State v. Cook, 340 Or 530, 544, 135 P3d 260 (2006) (second bracket and omission in original).
The overwhelming, uncontroverted, nonhearsay evidence presented at trial was that K was in severe pain 24 hours before her death and that she had died two hours before defendant brought her to the emergency room. The emergency room doctor testified that, instead of being pink, K was dusky and pale, which indicated that she had no circulation in her body. Her abdomen was immediately noticeable because it was distended—not in the way that an overweight toddler's can be, but “prominent and distended in size and in shape” like a basketball or volleyball. She had several bruises on her arms and legs and the skin on her belly was discolored. It was clear to all the medical professionals who examined her that K had died two hours before defendant ever set foot in the hospital.

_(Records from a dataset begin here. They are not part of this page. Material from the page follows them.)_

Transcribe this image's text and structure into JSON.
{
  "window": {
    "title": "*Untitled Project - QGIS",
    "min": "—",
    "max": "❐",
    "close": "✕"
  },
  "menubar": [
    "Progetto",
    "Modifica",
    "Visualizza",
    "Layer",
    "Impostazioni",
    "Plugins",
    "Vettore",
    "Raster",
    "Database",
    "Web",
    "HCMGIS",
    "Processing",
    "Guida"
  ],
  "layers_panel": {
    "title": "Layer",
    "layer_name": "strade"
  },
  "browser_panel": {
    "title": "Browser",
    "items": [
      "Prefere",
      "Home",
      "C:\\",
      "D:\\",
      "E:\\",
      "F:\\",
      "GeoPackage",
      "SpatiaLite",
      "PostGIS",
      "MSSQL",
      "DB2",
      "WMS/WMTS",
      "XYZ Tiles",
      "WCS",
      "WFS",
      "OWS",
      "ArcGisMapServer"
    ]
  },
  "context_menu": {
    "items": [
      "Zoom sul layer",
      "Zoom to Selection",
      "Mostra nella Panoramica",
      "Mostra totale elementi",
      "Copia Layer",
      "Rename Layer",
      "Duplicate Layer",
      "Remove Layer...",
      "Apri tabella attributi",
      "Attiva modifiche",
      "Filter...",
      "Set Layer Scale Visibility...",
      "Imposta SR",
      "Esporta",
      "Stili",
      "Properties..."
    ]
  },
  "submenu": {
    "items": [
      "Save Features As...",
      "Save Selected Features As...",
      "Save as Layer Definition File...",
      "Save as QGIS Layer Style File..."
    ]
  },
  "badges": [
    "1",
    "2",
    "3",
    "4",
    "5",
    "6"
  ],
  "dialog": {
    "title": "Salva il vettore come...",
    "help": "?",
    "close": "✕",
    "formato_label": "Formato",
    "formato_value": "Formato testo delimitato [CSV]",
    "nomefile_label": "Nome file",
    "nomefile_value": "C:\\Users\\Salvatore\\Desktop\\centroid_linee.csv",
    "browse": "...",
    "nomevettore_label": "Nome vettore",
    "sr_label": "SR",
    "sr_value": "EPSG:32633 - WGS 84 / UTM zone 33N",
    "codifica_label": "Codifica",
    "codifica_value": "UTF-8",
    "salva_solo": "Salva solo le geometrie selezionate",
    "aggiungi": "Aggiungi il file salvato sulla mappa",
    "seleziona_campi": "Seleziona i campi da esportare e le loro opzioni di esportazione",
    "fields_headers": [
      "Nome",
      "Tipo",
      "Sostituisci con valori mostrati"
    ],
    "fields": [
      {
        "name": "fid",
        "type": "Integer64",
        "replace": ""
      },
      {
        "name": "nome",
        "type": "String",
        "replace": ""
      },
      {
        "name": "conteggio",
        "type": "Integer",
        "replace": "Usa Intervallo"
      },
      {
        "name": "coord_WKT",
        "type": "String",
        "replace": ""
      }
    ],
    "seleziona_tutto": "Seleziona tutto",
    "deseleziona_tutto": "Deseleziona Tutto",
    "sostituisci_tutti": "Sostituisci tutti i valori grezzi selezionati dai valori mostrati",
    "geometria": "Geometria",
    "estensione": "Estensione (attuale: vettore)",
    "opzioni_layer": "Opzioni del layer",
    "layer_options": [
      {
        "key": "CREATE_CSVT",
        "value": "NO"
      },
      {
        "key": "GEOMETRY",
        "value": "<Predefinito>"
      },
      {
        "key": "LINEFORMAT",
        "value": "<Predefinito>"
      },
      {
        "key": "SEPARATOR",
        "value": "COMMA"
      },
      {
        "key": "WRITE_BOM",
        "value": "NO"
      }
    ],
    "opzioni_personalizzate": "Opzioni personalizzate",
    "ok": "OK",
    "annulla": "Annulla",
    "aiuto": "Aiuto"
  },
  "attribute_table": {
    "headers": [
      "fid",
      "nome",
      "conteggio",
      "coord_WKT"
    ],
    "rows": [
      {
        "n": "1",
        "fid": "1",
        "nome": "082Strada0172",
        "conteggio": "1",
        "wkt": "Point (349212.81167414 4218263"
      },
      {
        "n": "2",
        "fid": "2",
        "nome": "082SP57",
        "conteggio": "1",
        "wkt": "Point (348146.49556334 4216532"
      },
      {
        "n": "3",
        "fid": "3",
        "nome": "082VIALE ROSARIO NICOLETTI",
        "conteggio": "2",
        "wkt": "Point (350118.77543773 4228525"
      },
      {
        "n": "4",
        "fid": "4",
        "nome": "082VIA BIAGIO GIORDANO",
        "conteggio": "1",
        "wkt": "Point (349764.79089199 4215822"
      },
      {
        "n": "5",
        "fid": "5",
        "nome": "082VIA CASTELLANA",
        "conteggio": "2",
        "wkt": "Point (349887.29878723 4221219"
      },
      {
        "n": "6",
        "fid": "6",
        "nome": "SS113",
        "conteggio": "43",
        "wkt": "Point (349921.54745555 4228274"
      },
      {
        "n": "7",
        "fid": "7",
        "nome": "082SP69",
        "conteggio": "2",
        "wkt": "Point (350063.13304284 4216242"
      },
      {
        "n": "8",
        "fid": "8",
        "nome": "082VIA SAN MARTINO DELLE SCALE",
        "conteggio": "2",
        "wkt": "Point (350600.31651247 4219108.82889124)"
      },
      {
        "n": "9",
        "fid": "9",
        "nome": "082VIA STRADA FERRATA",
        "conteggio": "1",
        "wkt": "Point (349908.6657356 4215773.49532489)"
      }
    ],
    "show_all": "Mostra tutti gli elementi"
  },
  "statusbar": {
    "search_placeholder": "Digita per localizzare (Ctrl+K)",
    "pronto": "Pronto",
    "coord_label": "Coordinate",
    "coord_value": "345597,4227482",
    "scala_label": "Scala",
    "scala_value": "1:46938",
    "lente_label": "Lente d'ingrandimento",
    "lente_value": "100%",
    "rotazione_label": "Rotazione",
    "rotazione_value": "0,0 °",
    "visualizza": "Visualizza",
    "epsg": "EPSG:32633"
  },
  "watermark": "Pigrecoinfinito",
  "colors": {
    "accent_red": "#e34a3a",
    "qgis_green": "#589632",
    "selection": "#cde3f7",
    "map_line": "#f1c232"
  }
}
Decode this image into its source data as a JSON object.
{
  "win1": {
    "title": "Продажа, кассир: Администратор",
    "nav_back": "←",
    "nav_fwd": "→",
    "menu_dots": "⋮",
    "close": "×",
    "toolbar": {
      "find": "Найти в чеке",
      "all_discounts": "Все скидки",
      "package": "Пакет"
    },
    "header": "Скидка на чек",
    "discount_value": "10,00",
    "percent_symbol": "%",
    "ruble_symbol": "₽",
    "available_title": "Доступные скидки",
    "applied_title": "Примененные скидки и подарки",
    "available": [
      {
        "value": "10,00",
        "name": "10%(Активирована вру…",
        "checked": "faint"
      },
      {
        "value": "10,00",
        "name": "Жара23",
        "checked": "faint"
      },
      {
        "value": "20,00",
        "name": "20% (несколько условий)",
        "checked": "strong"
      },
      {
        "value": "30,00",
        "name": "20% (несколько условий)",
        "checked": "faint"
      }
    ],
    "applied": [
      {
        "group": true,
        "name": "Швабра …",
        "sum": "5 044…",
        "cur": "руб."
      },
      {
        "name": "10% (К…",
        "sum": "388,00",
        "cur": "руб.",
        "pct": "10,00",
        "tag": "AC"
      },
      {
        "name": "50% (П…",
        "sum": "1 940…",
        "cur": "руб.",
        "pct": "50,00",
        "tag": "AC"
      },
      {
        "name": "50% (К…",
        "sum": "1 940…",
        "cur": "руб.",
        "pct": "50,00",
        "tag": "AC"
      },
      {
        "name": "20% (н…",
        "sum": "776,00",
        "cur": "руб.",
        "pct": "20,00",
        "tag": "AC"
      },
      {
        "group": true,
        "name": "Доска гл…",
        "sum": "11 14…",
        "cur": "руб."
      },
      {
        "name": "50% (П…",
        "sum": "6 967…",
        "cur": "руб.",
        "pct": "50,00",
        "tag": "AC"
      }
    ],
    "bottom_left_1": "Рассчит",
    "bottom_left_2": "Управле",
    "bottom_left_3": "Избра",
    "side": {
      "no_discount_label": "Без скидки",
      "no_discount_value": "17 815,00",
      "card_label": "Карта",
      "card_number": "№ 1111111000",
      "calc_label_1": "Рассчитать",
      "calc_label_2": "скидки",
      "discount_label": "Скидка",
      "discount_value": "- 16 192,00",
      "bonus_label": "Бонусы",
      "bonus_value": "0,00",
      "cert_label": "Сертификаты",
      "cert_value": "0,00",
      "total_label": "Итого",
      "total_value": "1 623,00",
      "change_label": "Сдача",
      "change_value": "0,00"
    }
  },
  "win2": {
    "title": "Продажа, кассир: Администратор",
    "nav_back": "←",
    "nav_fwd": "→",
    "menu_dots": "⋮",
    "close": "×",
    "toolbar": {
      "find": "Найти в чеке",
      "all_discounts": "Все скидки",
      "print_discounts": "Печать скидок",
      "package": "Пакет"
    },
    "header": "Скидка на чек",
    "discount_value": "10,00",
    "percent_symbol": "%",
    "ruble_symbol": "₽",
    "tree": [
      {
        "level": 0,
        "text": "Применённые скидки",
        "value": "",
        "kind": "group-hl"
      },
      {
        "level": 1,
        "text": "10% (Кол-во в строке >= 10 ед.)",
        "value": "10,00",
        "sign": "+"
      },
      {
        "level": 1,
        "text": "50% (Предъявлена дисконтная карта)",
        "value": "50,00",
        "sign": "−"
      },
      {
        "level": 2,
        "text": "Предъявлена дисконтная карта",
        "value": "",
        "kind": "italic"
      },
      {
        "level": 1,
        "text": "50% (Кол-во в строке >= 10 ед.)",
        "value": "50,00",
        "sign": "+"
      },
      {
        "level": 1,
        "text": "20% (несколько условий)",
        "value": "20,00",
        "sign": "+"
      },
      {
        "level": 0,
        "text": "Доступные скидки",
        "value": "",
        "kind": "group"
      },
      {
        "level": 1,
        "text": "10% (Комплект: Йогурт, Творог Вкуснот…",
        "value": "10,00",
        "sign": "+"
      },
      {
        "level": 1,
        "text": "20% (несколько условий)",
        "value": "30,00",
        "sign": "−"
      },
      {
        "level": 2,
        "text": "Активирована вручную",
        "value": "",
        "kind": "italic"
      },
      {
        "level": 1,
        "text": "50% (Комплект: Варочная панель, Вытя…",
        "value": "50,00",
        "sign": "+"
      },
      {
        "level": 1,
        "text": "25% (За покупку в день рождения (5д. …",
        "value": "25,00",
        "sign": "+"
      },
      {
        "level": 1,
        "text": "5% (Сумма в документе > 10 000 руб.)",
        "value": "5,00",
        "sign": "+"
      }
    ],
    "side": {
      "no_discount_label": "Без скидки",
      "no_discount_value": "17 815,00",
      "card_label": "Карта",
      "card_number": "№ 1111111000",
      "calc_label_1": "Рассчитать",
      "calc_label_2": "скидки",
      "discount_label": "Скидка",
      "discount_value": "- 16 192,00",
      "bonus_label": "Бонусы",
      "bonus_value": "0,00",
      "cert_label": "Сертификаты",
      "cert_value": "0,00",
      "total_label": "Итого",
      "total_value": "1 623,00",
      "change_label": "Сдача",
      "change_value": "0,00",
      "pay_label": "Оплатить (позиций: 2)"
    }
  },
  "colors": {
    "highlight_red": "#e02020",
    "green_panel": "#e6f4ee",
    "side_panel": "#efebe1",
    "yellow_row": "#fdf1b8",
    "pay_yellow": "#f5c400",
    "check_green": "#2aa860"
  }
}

Lorenz testified without contradiction that, given K's injuries, she would have exhibited symptoms such as vomiting, fever, listlessness, lethargy, stomach pain, and poor appetite, and that those symptoms would have become progressively more pronounced over time. She testified that K would have “looked very sick” with a “big distended tummy” on the day she died. Lorenz further stated that K probably did not walk, eat, or even vomit the day she died because there was nothing left in her system.
All of the above evidence was uncontroverted. Additionally, defendant testified that he did see bruises on both girls and that K always had more bruises. He testified that, on the day K died, she “couldn't keep herself upright, and * * * I noticed it more * * * when she fell to the side by the door.” Defendant said he saw this at 10:30 a.m., but did not take her to the emergency room until 2:30 p.m.
The jury also heard uncontradicted evidence that defendant's wife was, at the time of trial, serving a two-year sentence for abuse of J. Thus, the fact that J was also abused was before the jury regardless of Lorenz's hearsay testimony.
In light of this uncontroverted evidence, Lorenz's hearsay testimony about J's injuries could not have had any significant effect on the only question before the jury, that is, whether defendant recklessly withheld medical treatment. The testimony takes up approximately two pages of the nearly 1,000–page transcript. In that testimony, Lorenz pointed out, on a “map” that Keltner had prepared, places where J had bruises. She also described the bruises and noted that some of them were consistent with physical abuse. The only potentially relevant testimony is this sentence: “She's got bruises of different ages; some of them are yellow-green; some of them are resolving[.]” Lorenz summarizes her brief testimony as follows: “So just lots of pattern bruises. Much, much, much more than you'd expect for a child to occur accidentally.”
We conclude that, beyond a reasonable doubt, the erroneously admitted testimony regarding injuries to K's sister could not have had an effect on the verdict. Accordingly, any error by the court in admitting the evidence about J was harmless.
1. Article VII (Amended), section 3, of the Oregon Constitution provides that, if “the judgment of the court appealed from was such as should have been rendered in the case, such judgment shall be affirmed, notwithstanding any error committed during the trial[.]”